Chestnuts are not just the most popular winter street food in Switzerland. They are also low in fat and calories and high in dietary fiber, vitamins, and minerals.
Swiss street food in winter
Roasted chestnuts, or ‘Marroni’ as the locals call them, are the most popular winter street food in Switzerland. This has multiple reasons:
- They have always been readily available. In mountainous terrain, it is far easier to grow Marroni than grain. Consequently, the ‘poor man’s bread’ can be found all over the country, especially in the cantons (or states) of Ticino, Jura, and Valais and around Lake Lucerne, Lake Geneva, and Lake Zug.
- They are healthy. Unlike other tree nuts, Marroni are largely made of starch, making them comparatively low in fat and calories. Additionally, they are an excellent source of dietary fiber, vitamins, and minerals.
- They go with anything. It may sound strange, but Marroni can actually be sweet or savory. Roasted, they taste earthy with a creamy texture. They are often caramelized and added to sauces and salads. Puréed, Marroni make delicious desserts and sweet bread spreads.
Today, Marroni are considered a winter delicacy.

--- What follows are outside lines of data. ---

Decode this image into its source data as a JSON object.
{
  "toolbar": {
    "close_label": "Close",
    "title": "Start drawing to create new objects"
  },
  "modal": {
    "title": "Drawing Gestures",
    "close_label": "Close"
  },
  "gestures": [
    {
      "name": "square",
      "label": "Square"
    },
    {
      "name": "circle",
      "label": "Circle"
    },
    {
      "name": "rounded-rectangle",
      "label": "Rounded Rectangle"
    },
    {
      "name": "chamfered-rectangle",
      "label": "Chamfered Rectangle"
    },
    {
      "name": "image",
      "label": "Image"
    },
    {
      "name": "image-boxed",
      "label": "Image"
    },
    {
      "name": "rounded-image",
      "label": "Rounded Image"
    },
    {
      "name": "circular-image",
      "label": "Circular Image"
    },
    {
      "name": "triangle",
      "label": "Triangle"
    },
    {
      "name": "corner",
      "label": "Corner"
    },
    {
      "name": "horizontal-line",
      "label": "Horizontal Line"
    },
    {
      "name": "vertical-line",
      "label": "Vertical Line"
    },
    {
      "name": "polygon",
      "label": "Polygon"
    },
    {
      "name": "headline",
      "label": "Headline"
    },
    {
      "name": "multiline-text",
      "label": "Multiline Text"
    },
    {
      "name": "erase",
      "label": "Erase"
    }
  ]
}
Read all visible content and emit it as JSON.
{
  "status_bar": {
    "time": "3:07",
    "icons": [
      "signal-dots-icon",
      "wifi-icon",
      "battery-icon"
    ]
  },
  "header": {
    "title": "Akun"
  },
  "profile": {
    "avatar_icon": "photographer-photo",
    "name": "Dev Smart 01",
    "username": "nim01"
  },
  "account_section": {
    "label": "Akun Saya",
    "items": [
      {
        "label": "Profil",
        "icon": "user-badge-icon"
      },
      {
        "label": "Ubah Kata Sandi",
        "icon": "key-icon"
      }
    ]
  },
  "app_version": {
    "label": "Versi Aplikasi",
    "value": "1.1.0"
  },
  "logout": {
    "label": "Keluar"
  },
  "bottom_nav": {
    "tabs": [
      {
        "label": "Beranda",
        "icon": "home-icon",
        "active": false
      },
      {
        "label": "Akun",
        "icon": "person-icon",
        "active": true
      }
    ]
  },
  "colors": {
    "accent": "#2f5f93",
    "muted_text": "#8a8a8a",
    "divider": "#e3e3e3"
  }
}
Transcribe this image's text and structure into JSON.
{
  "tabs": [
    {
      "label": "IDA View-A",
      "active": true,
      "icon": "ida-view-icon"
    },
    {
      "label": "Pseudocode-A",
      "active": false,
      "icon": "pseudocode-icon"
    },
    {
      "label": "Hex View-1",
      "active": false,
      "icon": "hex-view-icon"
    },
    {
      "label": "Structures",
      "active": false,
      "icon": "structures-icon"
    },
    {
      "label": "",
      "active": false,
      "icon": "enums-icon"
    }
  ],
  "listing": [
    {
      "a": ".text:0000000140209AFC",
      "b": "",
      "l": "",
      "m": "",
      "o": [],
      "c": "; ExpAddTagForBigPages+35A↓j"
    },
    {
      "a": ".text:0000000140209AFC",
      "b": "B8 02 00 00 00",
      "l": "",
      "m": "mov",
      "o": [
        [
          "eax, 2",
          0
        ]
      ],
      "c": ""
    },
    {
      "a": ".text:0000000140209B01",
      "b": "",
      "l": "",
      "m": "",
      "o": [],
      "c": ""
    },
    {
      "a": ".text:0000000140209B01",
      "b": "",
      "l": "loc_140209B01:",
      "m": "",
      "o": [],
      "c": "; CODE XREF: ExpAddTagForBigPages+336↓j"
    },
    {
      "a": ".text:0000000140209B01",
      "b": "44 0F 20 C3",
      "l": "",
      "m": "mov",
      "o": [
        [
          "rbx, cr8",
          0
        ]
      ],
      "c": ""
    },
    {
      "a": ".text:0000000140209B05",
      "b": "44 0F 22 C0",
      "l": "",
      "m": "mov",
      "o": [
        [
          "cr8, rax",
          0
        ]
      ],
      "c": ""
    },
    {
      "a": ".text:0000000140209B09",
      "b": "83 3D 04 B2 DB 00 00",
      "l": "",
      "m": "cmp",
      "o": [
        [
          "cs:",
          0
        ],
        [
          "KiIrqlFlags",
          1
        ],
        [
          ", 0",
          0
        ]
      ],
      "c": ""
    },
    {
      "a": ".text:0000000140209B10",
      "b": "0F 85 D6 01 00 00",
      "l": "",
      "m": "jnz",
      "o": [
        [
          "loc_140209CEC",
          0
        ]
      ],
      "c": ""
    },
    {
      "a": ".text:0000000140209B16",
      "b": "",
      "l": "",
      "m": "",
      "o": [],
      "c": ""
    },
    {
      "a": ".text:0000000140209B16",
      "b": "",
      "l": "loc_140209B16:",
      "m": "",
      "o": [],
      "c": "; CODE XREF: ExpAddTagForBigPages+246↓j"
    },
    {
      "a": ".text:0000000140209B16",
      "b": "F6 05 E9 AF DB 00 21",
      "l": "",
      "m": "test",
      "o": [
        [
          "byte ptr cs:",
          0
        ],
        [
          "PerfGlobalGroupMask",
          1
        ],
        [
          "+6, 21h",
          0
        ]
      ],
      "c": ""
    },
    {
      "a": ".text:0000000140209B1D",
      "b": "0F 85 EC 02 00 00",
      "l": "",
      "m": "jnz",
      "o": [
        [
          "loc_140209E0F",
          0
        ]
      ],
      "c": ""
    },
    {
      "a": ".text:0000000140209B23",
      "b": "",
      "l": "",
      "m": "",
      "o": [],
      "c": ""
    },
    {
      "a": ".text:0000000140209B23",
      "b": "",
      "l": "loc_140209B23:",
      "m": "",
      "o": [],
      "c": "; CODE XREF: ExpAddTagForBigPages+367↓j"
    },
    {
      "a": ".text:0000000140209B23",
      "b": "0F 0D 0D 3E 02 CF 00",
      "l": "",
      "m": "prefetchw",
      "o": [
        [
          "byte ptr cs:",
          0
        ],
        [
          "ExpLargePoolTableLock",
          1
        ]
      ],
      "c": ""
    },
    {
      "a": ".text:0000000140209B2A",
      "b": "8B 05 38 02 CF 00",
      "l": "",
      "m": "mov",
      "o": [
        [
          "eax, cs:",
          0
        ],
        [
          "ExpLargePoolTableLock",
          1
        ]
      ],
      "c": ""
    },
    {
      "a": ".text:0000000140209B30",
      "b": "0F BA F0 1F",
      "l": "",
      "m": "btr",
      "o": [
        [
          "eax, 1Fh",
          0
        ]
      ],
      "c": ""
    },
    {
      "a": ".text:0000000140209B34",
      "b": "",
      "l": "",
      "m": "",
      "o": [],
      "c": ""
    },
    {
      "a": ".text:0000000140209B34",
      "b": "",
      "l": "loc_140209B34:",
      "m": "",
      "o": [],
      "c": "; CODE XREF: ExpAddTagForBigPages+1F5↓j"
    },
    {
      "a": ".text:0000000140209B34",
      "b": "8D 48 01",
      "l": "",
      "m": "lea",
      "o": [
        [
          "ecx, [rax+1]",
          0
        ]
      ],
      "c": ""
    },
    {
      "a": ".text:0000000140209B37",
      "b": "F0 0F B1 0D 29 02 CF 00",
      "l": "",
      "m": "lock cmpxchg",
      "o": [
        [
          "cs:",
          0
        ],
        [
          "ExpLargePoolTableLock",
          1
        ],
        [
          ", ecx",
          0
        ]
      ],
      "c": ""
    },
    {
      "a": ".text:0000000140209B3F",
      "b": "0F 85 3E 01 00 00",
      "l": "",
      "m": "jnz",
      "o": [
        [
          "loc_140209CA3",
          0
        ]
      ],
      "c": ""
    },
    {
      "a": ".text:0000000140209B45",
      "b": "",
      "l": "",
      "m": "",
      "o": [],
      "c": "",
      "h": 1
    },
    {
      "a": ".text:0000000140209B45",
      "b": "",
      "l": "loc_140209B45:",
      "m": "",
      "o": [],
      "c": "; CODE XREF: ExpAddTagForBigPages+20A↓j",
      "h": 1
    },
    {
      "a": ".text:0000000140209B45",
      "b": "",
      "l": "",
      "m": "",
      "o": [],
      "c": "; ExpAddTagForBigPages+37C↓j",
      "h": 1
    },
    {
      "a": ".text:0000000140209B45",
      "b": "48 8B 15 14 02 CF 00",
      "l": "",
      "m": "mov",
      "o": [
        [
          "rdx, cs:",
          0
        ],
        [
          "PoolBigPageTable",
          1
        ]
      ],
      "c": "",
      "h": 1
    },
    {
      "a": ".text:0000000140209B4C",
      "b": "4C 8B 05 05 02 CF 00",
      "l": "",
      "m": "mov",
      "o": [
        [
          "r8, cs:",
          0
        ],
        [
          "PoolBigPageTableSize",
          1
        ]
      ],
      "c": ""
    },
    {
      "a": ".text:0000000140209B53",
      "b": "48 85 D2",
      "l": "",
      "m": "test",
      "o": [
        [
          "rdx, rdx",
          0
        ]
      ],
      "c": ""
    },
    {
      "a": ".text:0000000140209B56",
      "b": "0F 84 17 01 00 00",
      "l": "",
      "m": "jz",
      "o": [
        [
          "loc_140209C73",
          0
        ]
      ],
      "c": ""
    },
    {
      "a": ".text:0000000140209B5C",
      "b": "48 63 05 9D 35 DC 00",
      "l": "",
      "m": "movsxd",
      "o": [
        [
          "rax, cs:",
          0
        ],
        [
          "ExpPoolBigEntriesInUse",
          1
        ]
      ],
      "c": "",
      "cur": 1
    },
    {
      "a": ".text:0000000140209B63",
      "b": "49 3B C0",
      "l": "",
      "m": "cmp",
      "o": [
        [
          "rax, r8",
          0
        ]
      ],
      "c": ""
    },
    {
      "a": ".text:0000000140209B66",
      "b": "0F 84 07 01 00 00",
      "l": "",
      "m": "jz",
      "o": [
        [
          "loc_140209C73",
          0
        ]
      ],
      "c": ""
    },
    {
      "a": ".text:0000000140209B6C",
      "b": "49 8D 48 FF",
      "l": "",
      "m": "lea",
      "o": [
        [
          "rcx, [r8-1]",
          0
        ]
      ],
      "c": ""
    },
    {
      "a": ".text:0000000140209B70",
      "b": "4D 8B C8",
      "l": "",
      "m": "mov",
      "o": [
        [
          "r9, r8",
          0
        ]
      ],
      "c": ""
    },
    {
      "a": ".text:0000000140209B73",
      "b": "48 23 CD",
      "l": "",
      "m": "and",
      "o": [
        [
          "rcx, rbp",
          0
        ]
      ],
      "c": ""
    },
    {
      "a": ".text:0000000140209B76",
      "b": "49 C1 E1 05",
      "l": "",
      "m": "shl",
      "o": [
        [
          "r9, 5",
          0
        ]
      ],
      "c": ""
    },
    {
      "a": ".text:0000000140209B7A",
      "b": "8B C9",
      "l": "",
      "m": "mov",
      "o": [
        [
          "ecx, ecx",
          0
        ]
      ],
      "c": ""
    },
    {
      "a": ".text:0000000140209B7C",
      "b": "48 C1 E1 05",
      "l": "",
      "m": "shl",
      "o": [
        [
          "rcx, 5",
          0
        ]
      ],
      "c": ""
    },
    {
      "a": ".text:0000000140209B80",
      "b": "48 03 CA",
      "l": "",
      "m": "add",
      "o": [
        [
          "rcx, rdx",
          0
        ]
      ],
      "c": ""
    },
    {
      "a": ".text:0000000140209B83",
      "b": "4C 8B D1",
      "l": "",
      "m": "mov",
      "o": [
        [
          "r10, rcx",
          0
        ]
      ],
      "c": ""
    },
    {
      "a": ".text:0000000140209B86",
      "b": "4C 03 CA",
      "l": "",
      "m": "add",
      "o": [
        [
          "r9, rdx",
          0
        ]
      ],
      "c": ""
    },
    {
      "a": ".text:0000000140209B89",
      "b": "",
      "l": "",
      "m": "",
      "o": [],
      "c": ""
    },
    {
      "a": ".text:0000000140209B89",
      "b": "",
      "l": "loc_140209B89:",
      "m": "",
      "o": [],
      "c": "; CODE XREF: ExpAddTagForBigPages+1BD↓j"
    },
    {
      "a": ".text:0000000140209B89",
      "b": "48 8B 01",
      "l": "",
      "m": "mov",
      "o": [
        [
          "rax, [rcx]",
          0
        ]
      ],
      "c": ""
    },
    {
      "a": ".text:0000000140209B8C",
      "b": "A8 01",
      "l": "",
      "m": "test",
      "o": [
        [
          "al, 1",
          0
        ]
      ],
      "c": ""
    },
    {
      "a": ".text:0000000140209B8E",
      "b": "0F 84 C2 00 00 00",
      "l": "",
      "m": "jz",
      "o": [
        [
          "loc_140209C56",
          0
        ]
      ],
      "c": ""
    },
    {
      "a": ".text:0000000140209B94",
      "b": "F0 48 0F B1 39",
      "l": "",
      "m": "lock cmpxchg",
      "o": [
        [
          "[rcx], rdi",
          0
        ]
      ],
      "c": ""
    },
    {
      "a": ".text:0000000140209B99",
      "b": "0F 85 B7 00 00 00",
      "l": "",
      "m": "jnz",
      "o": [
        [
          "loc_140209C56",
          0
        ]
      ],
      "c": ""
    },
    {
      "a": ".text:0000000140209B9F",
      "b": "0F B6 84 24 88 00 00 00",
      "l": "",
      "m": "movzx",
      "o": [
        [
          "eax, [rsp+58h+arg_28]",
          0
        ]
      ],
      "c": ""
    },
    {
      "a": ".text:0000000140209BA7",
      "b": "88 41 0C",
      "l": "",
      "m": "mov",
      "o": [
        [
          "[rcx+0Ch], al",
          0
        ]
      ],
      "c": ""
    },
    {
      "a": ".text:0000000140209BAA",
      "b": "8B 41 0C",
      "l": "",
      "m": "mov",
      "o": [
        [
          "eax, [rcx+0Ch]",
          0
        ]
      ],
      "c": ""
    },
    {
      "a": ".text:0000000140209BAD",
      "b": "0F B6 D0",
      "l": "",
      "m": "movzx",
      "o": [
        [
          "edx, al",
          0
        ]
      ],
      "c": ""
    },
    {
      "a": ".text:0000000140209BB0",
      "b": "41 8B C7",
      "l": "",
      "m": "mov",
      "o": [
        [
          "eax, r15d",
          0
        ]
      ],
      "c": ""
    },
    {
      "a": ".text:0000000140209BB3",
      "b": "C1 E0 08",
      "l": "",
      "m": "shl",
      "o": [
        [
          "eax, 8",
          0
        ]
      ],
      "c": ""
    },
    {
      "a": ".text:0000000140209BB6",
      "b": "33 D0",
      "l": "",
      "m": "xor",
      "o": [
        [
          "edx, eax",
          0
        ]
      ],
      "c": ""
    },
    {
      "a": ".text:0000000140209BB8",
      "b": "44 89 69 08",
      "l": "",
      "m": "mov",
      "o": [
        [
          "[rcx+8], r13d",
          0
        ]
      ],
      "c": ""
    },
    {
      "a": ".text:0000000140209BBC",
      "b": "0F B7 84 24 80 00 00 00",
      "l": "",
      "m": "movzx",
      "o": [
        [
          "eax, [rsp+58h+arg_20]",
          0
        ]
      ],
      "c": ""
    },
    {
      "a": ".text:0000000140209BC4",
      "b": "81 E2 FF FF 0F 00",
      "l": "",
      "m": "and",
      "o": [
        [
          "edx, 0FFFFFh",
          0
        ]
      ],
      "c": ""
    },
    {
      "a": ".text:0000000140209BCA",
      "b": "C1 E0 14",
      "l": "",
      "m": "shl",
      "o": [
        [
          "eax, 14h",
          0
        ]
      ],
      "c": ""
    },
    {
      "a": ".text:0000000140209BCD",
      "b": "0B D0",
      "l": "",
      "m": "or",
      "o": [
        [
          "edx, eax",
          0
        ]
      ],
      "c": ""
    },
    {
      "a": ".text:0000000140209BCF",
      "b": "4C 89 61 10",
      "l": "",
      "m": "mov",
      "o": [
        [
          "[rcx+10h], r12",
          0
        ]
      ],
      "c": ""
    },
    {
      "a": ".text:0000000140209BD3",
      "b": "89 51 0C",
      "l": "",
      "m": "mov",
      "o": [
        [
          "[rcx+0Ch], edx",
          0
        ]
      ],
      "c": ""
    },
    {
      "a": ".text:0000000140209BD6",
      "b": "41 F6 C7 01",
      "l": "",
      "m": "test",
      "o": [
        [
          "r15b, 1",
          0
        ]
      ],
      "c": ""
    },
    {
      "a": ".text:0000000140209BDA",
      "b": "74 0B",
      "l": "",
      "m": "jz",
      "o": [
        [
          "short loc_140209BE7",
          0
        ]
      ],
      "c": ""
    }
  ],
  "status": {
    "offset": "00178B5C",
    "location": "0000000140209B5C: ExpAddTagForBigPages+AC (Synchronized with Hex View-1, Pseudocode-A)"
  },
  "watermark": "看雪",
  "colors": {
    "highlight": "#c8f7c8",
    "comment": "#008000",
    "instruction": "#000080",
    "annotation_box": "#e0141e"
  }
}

And they are not cheap. The 250g packet in the picture cost me roughly 10 dollars. Of course, you can get them at the store and roast them yourself (in a pan). That slashes the price by more than half.

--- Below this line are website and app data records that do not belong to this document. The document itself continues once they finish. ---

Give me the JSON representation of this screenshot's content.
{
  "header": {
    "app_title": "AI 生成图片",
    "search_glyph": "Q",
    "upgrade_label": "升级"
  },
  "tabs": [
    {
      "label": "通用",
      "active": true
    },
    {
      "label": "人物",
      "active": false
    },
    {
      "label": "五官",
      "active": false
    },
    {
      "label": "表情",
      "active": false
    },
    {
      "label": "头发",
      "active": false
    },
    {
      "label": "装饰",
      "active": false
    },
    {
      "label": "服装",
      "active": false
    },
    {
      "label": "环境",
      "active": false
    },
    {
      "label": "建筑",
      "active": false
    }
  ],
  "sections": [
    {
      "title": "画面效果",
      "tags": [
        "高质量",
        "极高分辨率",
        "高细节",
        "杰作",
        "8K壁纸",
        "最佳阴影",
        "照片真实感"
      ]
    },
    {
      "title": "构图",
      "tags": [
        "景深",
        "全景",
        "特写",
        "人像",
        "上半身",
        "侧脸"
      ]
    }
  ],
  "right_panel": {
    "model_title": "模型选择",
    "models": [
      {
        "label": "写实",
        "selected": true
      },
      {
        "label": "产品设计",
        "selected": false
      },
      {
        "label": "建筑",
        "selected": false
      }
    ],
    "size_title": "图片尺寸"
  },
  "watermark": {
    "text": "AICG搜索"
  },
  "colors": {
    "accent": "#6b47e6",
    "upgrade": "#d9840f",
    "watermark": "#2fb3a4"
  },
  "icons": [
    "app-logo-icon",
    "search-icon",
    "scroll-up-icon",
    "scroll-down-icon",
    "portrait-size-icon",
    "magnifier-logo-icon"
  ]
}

At the outdoor stands, what you’re really paying for is the luxury of a hot snack to warm your cold hands. Fun fact: the paper bags the Marroni come in have an extra pouch for the peels, making them a very practical treat to carry around as you shop, run errands, and go about your day.
In the US, you may not be able to get Marroni on every corner. But you can definitely pick up some roasted chestnuts at Walmart and recreate some of the most popular Swiss Marroni dishes at home. How does a spicy-sweet Marroni soup sound?
For four people, you’ll need the following ingredients:
- 3 shallots, chopped
- 3 cups chestnuts
- 1 Tbsp butter
- 2 Tbsp sugar
- 4 to 5 cups vegetable bouillon
- 1 cup cream
- 1 bunch flat-leaf parsley, chopped
- 1 carrot, cut into delicate strips or grated
- salt, pepper, cayenne pepper powder
- In a large pan, sauté shallots and chestnuts in butter.
- Add sugar once shallots become translucent.
- Add bouillon and bring to a boil, then reduce heat, cover, and let simmer for about 20 minutes.
- Add half of the cream, purée soup with a stick blender, salt and pepper to taste.
- Beat the rest of the cream, add the parsley and a pinch of cayenne pepper, pour on top of the soup, garnish with carrot strips.
As you may know, Switzerland is divided into four linguistic regions. Therefore, I wish you: En Guete (Swiss German)! Bon appétit (French)! Buon appetito (Italian)! Bumperfatscha (Romansh)!